There are periodic mutterings about the discovery of a “speed gene” for Thoroughbreds, but on the whole, horse racing takes what is now a refreshingly old-fashioned approach to horse breeding: no artificial insemination, no embryo transfer and absolutely no cloning. The sire and dam actually have to meet in person, as it were, and the mares can only have one foal a year, and the stallions a restricted amount.
News that polo is breaking into cloning comes via the Guardian:
Cambiaso, widely considered the world’s best player, has teamed up with a US laboratory, Crestview Genetics, to preserve and replicate the genes of renowned horses. A clone of Cuartetera, a mare, fetched $800,000 (£490,000) at a Buenos Aires auction last year.
“Throughout the sport everybody’s talking about what’s going to happen with cloning. There is a big internal debate,” Guillermo Buchanan, the president of the veterinary commission of the Argentinian Association of Polo Pony Breeders told BBC Mundo this week.
“We look at all ways to artificially reproduce and genetically improve. But in this case we are dealing with copying an animal and now we are looking at how to regulate that,” he added.
Top polo horses are routinely castrated and so cannot breed. The high price fetched by Cuartetara’s clone grabbed the attention of other players and breeders who see potential huge profits, and stellar performances, in replicated thoroughbreds.

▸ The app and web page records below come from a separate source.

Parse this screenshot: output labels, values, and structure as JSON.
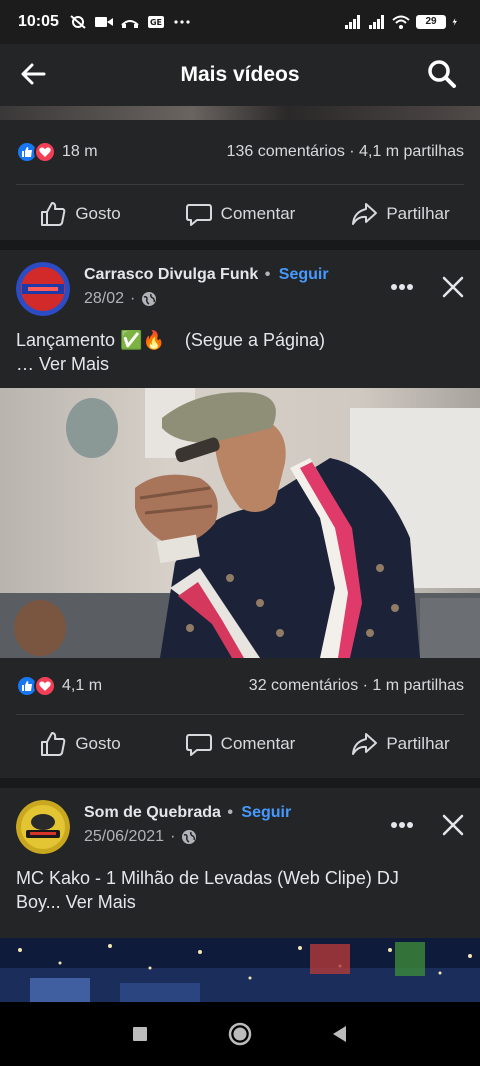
{
  "status_bar": {
    "time": "10:05",
    "battery": "29"
  },
  "app_bar": {
    "title": "Mais vídeos"
  },
  "colors": {
    "accent": "#4599ff",
    "like_blue": "#1877f2",
    "love_red": "#f33e58",
    "card_bg": "#242526",
    "page_bg": "#18191a"
  },
  "posts": [
    {
      "reactions": "18 m",
      "comments_shares": "136 comentários · 4,1 m partilhas",
      "actions": {
        "like": "Gosto",
        "comment": "Comentar",
        "share": "Partilhar"
      }
    },
    {
      "page_name": "Carrasco Divulga Funk",
      "follow": "Seguir",
      "date": "28/02",
      "caption_line1": "Lançamento ✅🔥    (Segue a Página)",
      "caption_line2": "… Ver Mais",
      "reactions": "4,1 m",
      "comments_shares": "32 comentários · 1 m partilhas",
      "actions": {
        "like": "Gosto",
        "comment": "Comentar",
        "share": "Partilhar"
      }
    },
    {
      "page_name": "Som de Quebrada",
      "follow": "Seguir",
      "date": "25/06/2021",
      "caption_line1": "MC Kako - 1 Milhão de Levadas (Web Clipe) DJ",
      "caption_line2": "Boy... Ver Mais"
    }
  ],
  "icons": [
    "back-arrow-icon",
    "search-icon",
    "like-icon",
    "comment-icon",
    "share-icon",
    "more-icon",
    "close-icon",
    "globe-icon",
    "nav-recents-icon",
    "nav-home-icon",
    "nav-back-icon"
  ]
}
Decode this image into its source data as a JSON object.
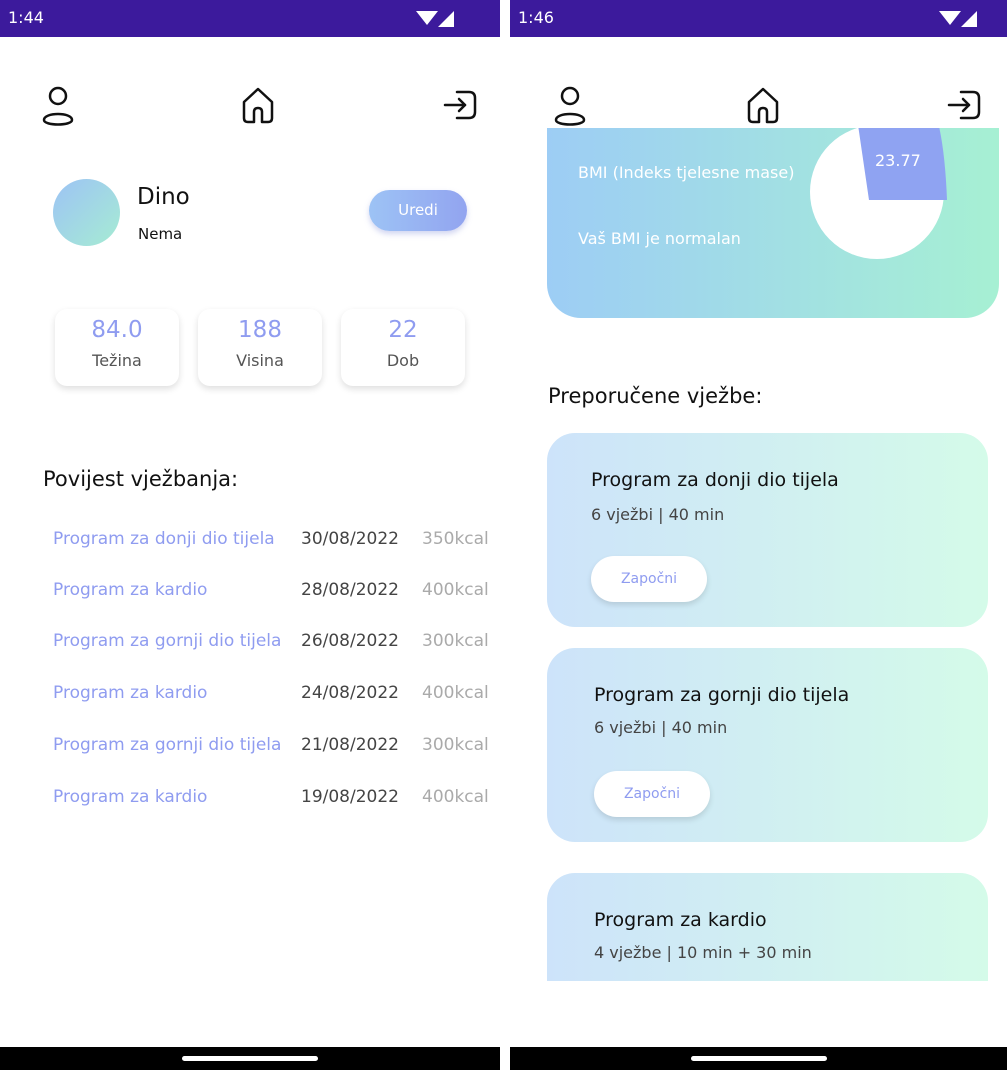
{
  "left_screen": {
    "status_time": "1:44",
    "profile": {
      "name": "Dino",
      "subtitle": "Nema",
      "edit_label": "Uredi"
    },
    "stats": [
      {
        "value": "84.0",
        "label": "Težina"
      },
      {
        "value": "188",
        "label": "Visina"
      },
      {
        "value": "22",
        "label": "Dob"
      }
    ],
    "history_title": "Povijest vježbanja:",
    "history": [
      {
        "program": "Program za donji dio tijela",
        "date": "30/08/2022",
        "kcal": "350kcal"
      },
      {
        "program": "Program za kardio",
        "date": "28/08/2022",
        "kcal": "400kcal"
      },
      {
        "program": "Program za gornji dio tijela",
        "date": "26/08/2022",
        "kcal": "300kcal"
      },
      {
        "program": "Program za kardio",
        "date": "24/08/2022",
        "kcal": "400kcal"
      },
      {
        "program": "Program za gornji dio tijela",
        "date": "21/08/2022",
        "kcal": "300kcal"
      },
      {
        "program": "Program za kardio",
        "date": "19/08/2022",
        "kcal": "400kcal"
      }
    ]
  },
  "right_screen": {
    "status_time": "1:46",
    "bmi": {
      "title": "BMI (Indeks tjelesne mase)",
      "status": "Vaš BMI je normalan",
      "value": "23.77"
    },
    "recommended_title": "Preporučene vježbe:",
    "programs": [
      {
        "title": "Program za donji dio tijela",
        "meta": "6 vježbi | 40 min",
        "button": "Započni"
      },
      {
        "title": "Program za gornji dio tijela",
        "meta": "6 vježbi | 40 min",
        "button": "Započni"
      },
      {
        "title": "Program za kardio",
        "meta": "4 vježbe | 10 min + 30 min"
      }
    ]
  },
  "icons": {
    "profile": "user-icon",
    "home": "home-icon",
    "logout": "logout-icon",
    "wifi": "wifi-icon",
    "signal": "signal-icon"
  },
  "colors": {
    "status_bar": "#3c1a9c",
    "accent": "#8f9cf0",
    "gradient_blue": "#9dc3f5",
    "gradient_green": "#a6ecd3"
  }
}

Imagine a string of cloned polo ponies for a single team…
The clone of top showjumper Gem Twist is now a three-year-old, and I’m sure there are more clones on the way wherever money is thickest in the horse world, although I’m not convinced that mere genes alone create a top competitor. I also rather mourn the days when a horse like Pat Smythe’s Finality could sweep all before her, despite being the result of an unplanned liaison between the milkman’s mare and a passing stallion.
Horses do not clone themselves in nature, of course, but they do occasionally throw up a chimera: an animal with two DNA types. The brindle quarter horse stallion, Dunbar’s Gold, is one example. Read more about him here, or sign up to The Horse for a two-part detailed article.
PHOENIX — Found tottering alone in the desert with their ribs visible and their heads hung low, horses play a backbreaking, unappreciated role in the multibillion-dollar drug smuggling industry.
Mexican traffickers strap heavy bales of marijuana or other illegal drugs to the horses’ backs and march them north through mountain passes and across rough desert terrain. With little food and water, some collapse under their heavy loads. Others are turned loose when the contraband gets far enough into Arizona to be loaded into vehicles with more horsepower.
Thank you to Ed for sending me this New York Times piece on some real drug mules. One theory floated about Spindles Farm suggested that James Grey was involved in drug smuggling: drugs stored under the floorboard of an occupied horse box would, in theory, be disguised from the noses of sniffer dogs by the scent of horse and manure. This was never substantiated.